Flying – an iPhone app for all your air travel from Flying on Vimeo.

Flying for iPhone, still in public beta, wants to be on my iPhone so badly I can hear it whispering, “Install meeeee.” This seriously good-looking app shares information you’d expect like departure and arrival times, terminal and gate info (both sides) and weather. It’s also a bit playful, presenting your route data in a fun, novel way (see the video above).

The social aspect looks great, and reminds me of the bits of Gowalla that I enjoyed so much. You can receive “stamps” for achievements and share/compete with your traveling friends. For example, “You crossed the Atlantic Ocean!” Who among your buddies has racked up the most miles?

I don’t have any flights planned in the immediate future (I *might* go to Florida in a few weeks), but I’ll try out Flying as soon as I do. It looks great.

Rent an Audi A4 with our iPhone

Now that you’ve rented a private jet with your iPhone, why not rent a luxury car? Silvercar rents Audi A4s exclusively, and the whole arrangement can be handled via its free iPhone app. Since Slivercar only rents one make and model, there are no questions about which car to get or what the price will be. It’s the same for everyone.

The service is currently available at three Texas airports only (DFW, Love Field and Austin), but the company expects to be in seven different markets by the end of 2013. According to the app’s description in Apple’s App Store, you can “…exit the plane, and walk directly to your silver Audi A4.”

Just don’t lose your rental agreement, or you’re…well, you know.

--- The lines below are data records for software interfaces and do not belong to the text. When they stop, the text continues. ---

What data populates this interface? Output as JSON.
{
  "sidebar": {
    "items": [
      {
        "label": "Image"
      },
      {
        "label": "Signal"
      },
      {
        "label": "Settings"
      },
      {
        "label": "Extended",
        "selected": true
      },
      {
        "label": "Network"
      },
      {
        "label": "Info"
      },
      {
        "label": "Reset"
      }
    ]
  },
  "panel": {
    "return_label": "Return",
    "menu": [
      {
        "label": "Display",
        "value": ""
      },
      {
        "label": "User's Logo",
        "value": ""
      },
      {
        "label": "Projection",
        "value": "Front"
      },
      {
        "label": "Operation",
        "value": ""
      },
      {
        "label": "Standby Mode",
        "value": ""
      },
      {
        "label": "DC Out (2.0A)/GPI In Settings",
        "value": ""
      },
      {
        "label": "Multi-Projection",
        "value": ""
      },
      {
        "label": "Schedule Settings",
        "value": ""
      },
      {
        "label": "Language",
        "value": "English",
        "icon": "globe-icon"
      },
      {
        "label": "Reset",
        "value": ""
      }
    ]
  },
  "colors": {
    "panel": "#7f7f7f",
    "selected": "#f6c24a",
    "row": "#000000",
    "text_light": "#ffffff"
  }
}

Use your iPhone to book a private jet

blackjetappThere’s an app for today’s mobile one-percenter. BlackJet‘s private jet service is now taking reservations via its iPhone app.

You can book a seat up to two days in advance of your departure date and travel between San Francisco, New York, Los Angeles, Las Vegas, Boston and South Florida. As you might expect, it ain’t cheap. I searched for an AM flight between Boston and “South Florida” (I don’t know which airport, actually) and was quoted $2,368.90.

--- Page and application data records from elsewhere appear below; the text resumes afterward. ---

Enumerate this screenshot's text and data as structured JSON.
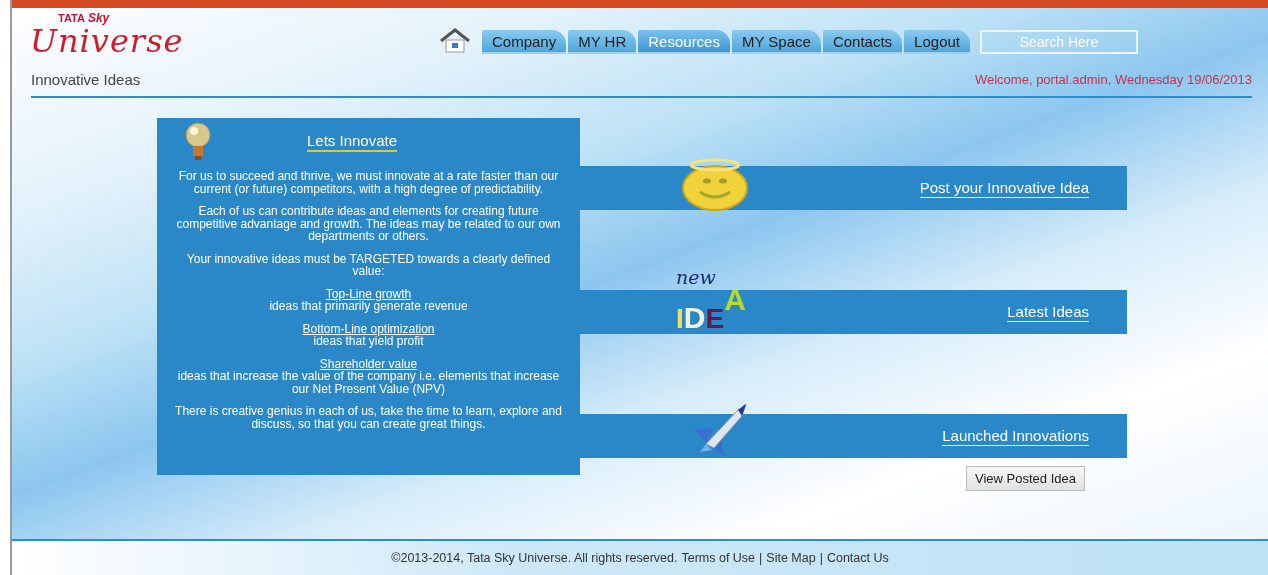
{
  "logo": {
    "brand": "TATA",
    "sub": "Sky",
    "name": "Universe"
  },
  "nav": {
    "tabs": [
      {
        "label": "Company",
        "selected": false
      },
      {
        "label": "MY HR",
        "selected": false
      },
      {
        "label": "Resources",
        "selected": true
      },
      {
        "label": "MY Space",
        "selected": false
      },
      {
        "label": "Contacts",
        "selected": false
      },
      {
        "label": "Logout",
        "selected": false
      }
    ],
    "search": {
      "placeholder": "Search Here"
    }
  },
  "page_title": "Innovative Ideas",
  "welcome": "Welcome, portal.admin, Wednesday 19/06/2013",
  "intro_panel": {
    "title": "Lets Innovate",
    "blocks": [
      {
        "kind": "para",
        "text": "For us to succeed and thrive, we must innovate at a rate faster than our current (or future) competitors, with a high degree of predictability."
      },
      {
        "kind": "para",
        "text": "Each of us can contribute ideas and elements for creating future competitive advantage and growth. The ideas may be related to our own departments or others."
      },
      {
        "kind": "para",
        "text": "Your innovative ideas must be TARGETED towards a clearly defined value:"
      },
      {
        "kind": "topic",
        "heading": "Top-Line growth",
        "text": "ideas that primarily generate revenue"
      },
      {
        "kind": "topic",
        "heading": "Bottom-Line optimization",
        "text": "ideas that yield profit"
      },
      {
        "kind": "topic",
        "heading": "Shareholder value",
        "text": "ideas that increase the value of the company i.e. elements that increase our Net Present Value (NPV)"
      },
      {
        "kind": "para",
        "text": "There is creative genius in each of us, take the time to learn, explore and discuss, so that you can create great things."
      }
    ]
  },
  "sections": [
    {
      "kind": "smiley",
      "label": "Post your Innovative Idea"
    },
    {
      "kind": "new-idea",
      "label": "Latest Ideas",
      "art_text": [
        "new",
        "I",
        "D",
        "E",
        "A"
      ]
    },
    {
      "kind": "rocket",
      "label": "Launched Innovations"
    }
  ],
  "view_button": "View Posted Idea",
  "footer": {
    "copyright": "©2013-2014, Tata Sky Universe. All rights reserved.",
    "links": [
      "Terms of Use",
      "Site Map",
      "Contact Us"
    ],
    "separator": "|"
  }
}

To protect itself from people who would waste their time (like me), BlackJet booking requires a membership plus a one-time membership fee of $2,500. But the benefit is, if you can swing it, you get a guaranteed seat in your preferred time frame on a very nice airplane.

BlackJet says additional cities are coming soon and that well-behaved pets are welcome on board. The company recently received $5 million in funding, according to Galding, and Ashton Kutcher is reportedly a customer.

All I can say is the headphones better be free.